This is a very particular museum. It has been recently opened to public and it has already gained a ‘must see’ label. I have heard enough enthusiastic comments on it to plan a visit as soon as possible. Just last week I hosted few Italian friends and it seemed a perfect excuse to finally go there. Due to heavy rain and cold weather it was an awesome idea to spend our afternoon.
What this is all about?
Porta Posnania (pl. Brama Poznania) is an innovative museum focused on the beginning of settlement in the area currently occupied by city of Poznan. Using the most recent electronic gadgets it takes you for a journey into deep past of the place. Basic on the artifacts found and using most recent scientific research the exhibition has an ambitious aim of familiarizing the visitors with the ancient history of Poland.
The location and a building itself – a sharp modern concrete cube – is impressive. Not only it occupies space that it further reveals in front of your eyes but also participate in revitalization of long neglected area: Śródka. The cube located at the eastern bank of Warta river is connected with the oldest part of the city: Ostrów Tumski (a island where cathedral is located). The museum located on the island hosts few exhibition rooms where currently a modest display of photos takes place (pl. Śluza Katedralna). One of the photos’ authors is Erik an owner of a charming little cafe in the city center. Through a glass and stain covered bridge you enter the building and it really makes a great impression. If you are fan of modern architecture you will appreciate it.
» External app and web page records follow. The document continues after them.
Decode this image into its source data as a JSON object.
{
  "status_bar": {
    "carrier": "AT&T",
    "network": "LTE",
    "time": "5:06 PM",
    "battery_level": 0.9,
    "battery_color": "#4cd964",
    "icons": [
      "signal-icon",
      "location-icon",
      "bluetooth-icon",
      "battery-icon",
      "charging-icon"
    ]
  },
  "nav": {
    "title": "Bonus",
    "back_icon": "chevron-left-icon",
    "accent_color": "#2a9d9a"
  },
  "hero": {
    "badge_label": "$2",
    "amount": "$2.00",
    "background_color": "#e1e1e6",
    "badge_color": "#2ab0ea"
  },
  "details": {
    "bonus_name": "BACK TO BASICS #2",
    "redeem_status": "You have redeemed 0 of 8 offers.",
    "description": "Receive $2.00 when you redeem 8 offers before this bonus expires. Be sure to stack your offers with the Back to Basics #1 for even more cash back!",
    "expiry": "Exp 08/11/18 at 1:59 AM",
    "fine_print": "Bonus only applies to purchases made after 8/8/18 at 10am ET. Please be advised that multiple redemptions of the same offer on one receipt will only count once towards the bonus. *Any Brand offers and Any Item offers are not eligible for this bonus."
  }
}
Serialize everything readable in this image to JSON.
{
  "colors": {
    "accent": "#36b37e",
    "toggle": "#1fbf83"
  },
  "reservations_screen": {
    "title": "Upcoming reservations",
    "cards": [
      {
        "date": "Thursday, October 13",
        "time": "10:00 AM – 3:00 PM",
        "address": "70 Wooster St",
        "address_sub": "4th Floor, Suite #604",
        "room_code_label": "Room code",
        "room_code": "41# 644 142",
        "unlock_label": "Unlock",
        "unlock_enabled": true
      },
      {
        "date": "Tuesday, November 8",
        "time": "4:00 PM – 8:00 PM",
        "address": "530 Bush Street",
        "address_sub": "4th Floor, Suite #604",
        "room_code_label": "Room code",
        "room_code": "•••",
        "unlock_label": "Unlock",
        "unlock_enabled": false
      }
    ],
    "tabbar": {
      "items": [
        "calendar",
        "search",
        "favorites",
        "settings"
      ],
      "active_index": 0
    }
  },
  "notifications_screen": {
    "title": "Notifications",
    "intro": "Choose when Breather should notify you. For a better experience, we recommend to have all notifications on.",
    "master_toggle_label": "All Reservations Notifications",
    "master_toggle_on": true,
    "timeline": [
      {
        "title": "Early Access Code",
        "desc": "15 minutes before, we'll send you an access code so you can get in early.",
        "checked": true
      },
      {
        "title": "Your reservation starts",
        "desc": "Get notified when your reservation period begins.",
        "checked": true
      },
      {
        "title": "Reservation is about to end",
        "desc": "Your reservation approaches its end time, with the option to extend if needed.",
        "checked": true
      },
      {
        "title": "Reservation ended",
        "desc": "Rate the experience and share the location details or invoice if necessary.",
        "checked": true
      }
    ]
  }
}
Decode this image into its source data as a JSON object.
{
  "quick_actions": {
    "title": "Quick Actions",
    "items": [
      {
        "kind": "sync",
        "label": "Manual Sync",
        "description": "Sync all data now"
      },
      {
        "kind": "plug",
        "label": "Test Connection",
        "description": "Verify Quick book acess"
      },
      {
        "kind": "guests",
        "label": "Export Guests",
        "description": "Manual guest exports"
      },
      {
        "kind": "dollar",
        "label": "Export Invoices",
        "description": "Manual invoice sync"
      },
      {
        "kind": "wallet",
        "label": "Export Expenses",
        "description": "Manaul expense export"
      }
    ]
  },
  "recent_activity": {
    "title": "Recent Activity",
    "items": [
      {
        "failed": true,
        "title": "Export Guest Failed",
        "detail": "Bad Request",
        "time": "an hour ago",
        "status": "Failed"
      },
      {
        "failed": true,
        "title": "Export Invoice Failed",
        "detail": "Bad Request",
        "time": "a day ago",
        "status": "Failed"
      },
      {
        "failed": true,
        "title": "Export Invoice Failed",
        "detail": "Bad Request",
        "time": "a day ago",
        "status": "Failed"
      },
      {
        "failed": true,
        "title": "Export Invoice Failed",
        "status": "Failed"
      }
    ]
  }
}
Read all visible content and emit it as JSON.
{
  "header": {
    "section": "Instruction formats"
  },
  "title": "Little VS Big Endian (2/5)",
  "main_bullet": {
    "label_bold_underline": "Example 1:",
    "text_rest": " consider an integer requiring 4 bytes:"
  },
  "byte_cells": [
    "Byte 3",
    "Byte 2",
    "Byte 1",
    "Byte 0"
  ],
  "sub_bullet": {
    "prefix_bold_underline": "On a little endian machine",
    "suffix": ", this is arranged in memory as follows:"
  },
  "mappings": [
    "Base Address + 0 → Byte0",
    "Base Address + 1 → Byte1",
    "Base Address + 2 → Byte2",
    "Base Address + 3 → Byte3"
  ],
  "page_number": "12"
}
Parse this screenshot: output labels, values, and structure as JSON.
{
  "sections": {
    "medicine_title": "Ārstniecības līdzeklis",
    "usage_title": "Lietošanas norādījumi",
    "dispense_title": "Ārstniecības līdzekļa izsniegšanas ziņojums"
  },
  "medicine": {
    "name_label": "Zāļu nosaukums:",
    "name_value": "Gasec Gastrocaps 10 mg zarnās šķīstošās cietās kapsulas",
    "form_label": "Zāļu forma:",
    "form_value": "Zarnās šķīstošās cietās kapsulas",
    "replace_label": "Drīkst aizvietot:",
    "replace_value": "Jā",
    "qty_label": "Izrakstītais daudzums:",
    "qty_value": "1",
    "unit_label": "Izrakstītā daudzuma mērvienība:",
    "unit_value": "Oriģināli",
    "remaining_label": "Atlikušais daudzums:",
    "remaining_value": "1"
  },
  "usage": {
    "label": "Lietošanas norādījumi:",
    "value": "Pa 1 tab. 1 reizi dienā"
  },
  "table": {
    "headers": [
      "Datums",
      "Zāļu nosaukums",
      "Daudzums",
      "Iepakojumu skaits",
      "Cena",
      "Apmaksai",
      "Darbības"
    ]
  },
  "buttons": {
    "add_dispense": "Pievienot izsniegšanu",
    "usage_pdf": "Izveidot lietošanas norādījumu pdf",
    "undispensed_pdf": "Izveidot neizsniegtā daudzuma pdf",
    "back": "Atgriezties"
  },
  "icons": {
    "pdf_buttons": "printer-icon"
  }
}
What to expect?
Right at the entrance a large hall with all facilities welcomes you. After a ticket purchase you get a small electronic pocket guide with headphones with a short explanation on how to use it. Here, your adventure begins. What I like the most about these little devices was that after entering exhibition rooms it automatically gives you an overview. What my Italian friends did not like was lack of the italian language version (still, german, french and spanish seems handy).
The interior of the museum is kept in black colors. There are no windows along the whole itinerary apart of the glass corridor that splits the building to two halves. I think it all helps to keep the visitors’ attention on information given. So far, so good. There are four basic parts of the exhibition focused on particular events chronologically. What is missing, I think, is a consistent narrative along the way. There are tens of designated sites where by clicking on your device you get more information about a particular artifact, building, event, etc. It is however not shown how to proceed. Picking the spots randomly you might find yourself in a chaos.
Likes and dislikes
Most of all this museum is like no other. Heavy usage of modern technologies makes the ancient history alive. A variety of multimedia including videos showing reconstructed workshops, settlement and fortification is impressive. Also, an itinerary dedicated for the kids and a room with child friendly objects is really nice. One of the best features in my opinion are displays showing important parallel events from all over the world. It was something that was always missing at the history lessons. Impressive illumination of particular elements was also eye catching.
Although the whole experience is intriguing there are some things I did not like. Scattered narrative is one of the things that lowers the educational value of this place. You can go through the exhibition and still do not have a clue on the Poznan and Polish history. Perhaps the particular spots that contain important information should be highlighted. A distinction among basic facts, important elements of narrative and short anecdotes might be a good idea.
This museum is a prove that even the most ancient history can be exhibited in an attractive way. I am pretty sure that being so modern is a huge advantage. It meets the tourists’ expectations, I think. Also a modern building in this very special place will hopefully melt in the area providing valuable meetings with art and culture. I will be looking at its activity and events organized throughout a year.
A nearby area of Śródka has already experienced side effects of the recent construction of a bridge for pedestrians and the museum opening. There are at least three new coffee shops and restaurants along the street stretching from the museum towards Malta artificial lake. Few years ago it would be useless to open a cafe here but now it seemed a great idea. My favorite one is called Cafe La Ruina and I took my Italian friends there. Apart of brilliant interior design and board games to play they offer amazingly good home made cakes. The best conclusion of our itinerary!
Disclosure: this post was kindly supported by City of Poznan, however, all opinions are my own and not influenced in any way.